To answer that, the first question is; what is the business? Most business income is Goods and Services Taxable; the main exceptions are residential rental income and some specialised financial service products - such as loans, interest, currency exchange, stocks and shares.
If the annual turnover (excluding exempt income) either is, or is expected to be, greater than $60,000 per year, then you are required to register for GST.
Once registered, business owners have a choice of filing GST returns monthly, two-monthly or six-monthly. Most businesses opt for filing every two months. If annual turnover is less than $500,000 you can choose to file six-monthly. Businesses with turnover exceeding $24m are required to file GST returns monthly.
Businesses can also choose to file on an invoice basis or a payments basis. On an invoice basis, GST is paid immediately on raising an invoice and GST claimed on receipt of an invoice from a supplier. The payments basis requires businesses only pay GST once they have been paid by the customer – the business cannot claim GST until it has paid its supplier. Most businesses opt for the simpler payments basis, which also means not paying GST until the customer had paid for the goods or service. The invoice basis must be used if annual turnover is above $2m.
Now let’s assume turnover is initially going to be below $60,000. There is no obligation to register for GST, but you may want to register voluntarily.

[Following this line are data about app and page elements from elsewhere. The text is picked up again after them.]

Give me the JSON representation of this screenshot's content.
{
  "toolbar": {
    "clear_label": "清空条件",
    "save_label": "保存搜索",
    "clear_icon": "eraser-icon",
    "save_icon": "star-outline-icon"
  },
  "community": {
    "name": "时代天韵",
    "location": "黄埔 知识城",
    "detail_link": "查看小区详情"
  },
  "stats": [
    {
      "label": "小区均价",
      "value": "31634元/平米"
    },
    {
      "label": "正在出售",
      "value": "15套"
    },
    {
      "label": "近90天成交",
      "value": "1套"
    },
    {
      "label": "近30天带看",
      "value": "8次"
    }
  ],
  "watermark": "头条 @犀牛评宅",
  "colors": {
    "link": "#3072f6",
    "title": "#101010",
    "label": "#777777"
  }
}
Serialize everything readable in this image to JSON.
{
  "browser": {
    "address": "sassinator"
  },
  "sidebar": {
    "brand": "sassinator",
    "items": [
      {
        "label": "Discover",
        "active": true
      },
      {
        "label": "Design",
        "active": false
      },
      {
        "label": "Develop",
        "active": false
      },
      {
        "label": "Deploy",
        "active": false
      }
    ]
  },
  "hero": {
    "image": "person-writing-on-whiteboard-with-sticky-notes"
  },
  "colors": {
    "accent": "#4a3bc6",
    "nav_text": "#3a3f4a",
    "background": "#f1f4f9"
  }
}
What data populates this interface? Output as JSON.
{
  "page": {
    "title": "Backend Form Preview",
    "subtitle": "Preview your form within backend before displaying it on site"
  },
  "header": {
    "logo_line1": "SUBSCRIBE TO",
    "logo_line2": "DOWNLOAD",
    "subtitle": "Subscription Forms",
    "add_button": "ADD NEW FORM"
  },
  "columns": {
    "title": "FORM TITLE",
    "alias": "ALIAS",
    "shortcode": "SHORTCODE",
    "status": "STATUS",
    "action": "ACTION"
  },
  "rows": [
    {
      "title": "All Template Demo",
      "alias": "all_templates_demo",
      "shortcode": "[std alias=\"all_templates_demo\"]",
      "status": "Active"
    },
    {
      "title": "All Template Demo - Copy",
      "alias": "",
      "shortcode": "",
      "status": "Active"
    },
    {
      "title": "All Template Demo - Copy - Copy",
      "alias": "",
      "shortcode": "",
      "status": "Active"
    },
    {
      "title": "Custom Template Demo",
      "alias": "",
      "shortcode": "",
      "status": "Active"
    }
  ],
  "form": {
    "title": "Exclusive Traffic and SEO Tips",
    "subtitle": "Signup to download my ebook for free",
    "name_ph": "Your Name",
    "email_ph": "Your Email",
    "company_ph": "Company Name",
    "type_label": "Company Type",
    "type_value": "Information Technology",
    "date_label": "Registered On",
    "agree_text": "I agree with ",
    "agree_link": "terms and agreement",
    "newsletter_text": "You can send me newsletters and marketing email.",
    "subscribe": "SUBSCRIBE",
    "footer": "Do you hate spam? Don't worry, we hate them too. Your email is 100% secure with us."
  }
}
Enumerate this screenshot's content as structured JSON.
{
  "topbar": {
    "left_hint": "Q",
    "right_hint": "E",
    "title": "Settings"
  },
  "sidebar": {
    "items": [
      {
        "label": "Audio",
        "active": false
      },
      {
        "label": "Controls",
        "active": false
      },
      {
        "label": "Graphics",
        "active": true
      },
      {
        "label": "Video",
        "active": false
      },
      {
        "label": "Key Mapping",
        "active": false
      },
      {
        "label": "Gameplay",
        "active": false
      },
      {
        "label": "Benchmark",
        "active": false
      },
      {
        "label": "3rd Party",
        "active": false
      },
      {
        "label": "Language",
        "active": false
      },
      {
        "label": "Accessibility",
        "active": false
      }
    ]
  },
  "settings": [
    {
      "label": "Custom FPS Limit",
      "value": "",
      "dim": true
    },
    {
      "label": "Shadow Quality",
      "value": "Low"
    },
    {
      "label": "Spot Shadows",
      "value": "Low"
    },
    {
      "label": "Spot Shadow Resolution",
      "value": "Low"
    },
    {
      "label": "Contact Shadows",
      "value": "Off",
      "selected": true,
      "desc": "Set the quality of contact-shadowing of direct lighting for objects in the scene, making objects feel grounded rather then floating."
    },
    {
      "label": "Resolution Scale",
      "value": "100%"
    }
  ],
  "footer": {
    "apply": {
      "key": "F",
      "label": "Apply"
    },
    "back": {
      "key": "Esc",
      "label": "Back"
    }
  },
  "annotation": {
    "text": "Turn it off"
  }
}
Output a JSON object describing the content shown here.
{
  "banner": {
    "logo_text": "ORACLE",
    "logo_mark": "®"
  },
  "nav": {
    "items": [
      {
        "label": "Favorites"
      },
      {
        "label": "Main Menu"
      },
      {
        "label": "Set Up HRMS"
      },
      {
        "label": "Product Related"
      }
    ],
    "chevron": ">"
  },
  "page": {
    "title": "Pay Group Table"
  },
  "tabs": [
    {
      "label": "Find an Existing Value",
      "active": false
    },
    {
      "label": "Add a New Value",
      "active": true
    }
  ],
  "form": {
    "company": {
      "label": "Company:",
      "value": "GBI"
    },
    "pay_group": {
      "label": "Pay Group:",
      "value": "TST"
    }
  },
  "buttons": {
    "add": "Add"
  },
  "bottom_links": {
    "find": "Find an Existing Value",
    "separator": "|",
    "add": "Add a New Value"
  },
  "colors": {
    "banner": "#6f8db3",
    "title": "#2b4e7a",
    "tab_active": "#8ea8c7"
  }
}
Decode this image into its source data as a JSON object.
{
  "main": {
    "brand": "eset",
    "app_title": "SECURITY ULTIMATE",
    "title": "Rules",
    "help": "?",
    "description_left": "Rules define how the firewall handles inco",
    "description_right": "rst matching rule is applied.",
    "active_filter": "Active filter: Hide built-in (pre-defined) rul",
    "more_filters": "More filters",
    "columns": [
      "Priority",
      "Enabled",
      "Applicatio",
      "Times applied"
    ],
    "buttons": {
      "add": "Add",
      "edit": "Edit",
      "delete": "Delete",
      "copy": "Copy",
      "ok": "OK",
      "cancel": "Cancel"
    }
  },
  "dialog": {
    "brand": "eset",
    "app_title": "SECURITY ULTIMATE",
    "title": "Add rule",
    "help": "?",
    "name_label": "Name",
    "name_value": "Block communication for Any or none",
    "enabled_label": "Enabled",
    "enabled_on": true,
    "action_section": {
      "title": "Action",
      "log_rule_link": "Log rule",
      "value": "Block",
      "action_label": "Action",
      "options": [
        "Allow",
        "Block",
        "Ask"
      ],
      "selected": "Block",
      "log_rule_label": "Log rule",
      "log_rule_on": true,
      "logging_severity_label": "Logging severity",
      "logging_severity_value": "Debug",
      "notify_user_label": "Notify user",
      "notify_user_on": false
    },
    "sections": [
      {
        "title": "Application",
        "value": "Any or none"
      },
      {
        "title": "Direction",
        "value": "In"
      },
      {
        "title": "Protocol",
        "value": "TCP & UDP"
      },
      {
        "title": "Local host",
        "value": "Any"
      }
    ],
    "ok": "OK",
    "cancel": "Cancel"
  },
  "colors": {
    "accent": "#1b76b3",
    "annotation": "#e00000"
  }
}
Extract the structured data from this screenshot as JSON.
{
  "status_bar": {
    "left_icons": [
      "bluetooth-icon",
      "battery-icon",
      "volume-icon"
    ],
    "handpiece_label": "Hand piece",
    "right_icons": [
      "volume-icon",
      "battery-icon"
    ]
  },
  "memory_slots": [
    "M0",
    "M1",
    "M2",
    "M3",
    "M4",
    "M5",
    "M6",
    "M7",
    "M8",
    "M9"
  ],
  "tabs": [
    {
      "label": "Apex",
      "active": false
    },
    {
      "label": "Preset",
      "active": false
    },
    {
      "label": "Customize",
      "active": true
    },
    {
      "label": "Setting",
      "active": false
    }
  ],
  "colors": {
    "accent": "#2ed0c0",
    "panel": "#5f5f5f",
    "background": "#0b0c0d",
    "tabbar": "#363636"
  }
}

If you are registered for GST, you can claim back GST paid on products, assets, and other expenses relating to the business. Business owners can also claim GST on the sometimes-substantial set-up expenses incurred while acquiring the initial equipment for the business.
If you decide to register for GST, to be able to claim the GST you have paid, you must charge GST on your sales or services.
The most important question is – who are your customers? If they are other GST-registered businesses, then it is more likely that you will want to be GST-registered. You can charge your price and add GST, as the business customer will claim back the GST from the IRD.
If you mainly provide goods or services to customers who aren’t GST-registered, you probably may want to avoid being GST-registered if possible.
For example, a lawn mowing contractor who mainly cuts commercial blocks or olive groves probably wants to be GST-registered, as his customers can reclaim the GST element.
Contrast this with a mainly residential lawn mowing contractor whose customers will be paying the full value of the invoice and not reclaiming GST from the IRD. That contractor will not want to make his invoice 15% higher (than his non-GST-registered competitors) by having to charge GST. Or, if he retains a competitive price, the GST-registered contractor will be less profitable as he must give 15% of his net income to IRD as GST.
If you are looking to start a business, the IRD has made some good “Introduction to Business” videos which are worth watching.